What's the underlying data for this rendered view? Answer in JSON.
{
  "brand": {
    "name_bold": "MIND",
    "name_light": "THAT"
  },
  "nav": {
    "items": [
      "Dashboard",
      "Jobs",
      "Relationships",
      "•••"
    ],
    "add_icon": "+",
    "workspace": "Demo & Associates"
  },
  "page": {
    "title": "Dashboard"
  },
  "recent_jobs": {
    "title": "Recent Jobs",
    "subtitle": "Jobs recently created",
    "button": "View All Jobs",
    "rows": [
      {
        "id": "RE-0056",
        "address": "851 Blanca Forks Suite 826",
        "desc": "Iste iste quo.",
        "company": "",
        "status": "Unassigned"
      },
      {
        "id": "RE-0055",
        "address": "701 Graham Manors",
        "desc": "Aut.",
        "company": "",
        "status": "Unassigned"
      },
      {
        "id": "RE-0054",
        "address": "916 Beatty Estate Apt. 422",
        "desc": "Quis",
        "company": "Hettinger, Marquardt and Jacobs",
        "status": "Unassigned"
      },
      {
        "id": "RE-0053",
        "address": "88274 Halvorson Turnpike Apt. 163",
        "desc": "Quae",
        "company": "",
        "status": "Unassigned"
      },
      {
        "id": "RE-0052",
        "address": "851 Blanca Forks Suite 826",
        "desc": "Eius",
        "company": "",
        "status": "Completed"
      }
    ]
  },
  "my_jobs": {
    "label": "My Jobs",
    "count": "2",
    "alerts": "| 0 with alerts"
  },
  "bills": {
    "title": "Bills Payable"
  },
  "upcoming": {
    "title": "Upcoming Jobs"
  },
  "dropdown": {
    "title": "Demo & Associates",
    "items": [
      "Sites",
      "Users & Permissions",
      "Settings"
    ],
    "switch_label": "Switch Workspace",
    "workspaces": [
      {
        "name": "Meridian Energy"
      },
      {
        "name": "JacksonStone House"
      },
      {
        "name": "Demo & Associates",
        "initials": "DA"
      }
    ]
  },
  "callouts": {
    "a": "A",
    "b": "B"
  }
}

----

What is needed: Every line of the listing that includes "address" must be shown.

Expected answer:
        "address": "851 Blanca Forks Suite 826",
        "address": "701 Graham Manors",
        "address": "916 Beatty Estate Apt. 422",
        "address": "88274 Halvorson Turnpike Apt. 163",
        "address": "851 Blanca Forks Suite 826",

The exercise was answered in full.